What the task asks
Read the records below and copy each line that contains "Word".

Web page and app entries
:::::

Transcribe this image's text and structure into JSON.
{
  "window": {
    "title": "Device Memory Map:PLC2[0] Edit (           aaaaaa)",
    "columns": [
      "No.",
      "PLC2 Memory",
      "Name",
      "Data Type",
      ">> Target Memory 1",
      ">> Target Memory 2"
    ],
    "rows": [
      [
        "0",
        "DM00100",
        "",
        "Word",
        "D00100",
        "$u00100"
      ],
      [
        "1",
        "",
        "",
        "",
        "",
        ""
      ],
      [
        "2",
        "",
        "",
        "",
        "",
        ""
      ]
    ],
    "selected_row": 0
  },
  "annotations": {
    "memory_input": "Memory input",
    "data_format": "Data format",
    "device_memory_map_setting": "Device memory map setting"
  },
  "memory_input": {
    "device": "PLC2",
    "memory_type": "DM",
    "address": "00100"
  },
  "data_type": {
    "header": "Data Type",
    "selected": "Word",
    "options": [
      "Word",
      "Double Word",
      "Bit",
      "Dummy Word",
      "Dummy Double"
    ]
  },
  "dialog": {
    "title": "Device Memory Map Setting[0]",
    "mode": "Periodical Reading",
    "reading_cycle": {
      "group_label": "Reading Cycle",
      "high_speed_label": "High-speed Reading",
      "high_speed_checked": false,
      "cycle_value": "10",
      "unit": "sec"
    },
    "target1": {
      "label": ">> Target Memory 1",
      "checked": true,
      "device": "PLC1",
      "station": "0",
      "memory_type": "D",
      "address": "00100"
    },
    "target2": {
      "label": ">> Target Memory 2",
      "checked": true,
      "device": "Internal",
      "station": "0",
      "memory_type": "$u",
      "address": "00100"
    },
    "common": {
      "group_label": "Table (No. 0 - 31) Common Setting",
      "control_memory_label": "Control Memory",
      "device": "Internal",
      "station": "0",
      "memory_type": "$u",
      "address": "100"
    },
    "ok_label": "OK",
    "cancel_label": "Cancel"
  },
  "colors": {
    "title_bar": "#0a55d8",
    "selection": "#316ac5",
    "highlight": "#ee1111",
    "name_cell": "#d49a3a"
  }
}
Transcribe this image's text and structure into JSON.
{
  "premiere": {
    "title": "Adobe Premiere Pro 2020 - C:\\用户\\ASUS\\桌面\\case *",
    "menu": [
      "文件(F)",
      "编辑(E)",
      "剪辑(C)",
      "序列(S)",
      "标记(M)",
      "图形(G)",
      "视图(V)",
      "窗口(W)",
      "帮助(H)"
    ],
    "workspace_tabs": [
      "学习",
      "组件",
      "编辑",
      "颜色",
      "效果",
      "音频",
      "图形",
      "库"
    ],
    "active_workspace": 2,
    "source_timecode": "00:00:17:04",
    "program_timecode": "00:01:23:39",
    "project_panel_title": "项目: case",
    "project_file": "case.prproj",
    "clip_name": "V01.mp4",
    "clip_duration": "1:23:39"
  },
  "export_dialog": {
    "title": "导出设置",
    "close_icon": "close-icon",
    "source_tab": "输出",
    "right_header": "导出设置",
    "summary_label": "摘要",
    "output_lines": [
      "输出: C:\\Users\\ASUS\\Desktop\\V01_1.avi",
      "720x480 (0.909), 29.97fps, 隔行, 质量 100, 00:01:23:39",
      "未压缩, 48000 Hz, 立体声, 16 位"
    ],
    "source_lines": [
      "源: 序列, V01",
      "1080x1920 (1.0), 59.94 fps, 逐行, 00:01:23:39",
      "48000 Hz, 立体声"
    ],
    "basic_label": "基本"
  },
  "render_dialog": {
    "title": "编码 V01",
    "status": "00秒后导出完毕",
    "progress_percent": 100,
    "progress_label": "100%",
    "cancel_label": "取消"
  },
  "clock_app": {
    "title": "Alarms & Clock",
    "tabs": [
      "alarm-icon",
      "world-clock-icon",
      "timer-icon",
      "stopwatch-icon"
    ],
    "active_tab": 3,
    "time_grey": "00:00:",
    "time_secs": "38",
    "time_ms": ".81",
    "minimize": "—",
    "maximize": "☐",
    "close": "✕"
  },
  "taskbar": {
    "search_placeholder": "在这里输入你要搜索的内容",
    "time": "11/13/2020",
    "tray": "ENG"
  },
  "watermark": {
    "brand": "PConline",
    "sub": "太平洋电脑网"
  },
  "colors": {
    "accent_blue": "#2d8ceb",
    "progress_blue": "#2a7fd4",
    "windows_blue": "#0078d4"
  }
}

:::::

Output of the exercise
        "Word",
    "selected": "Word",
      "Word",
      "Double Word",
      "Dummy Word",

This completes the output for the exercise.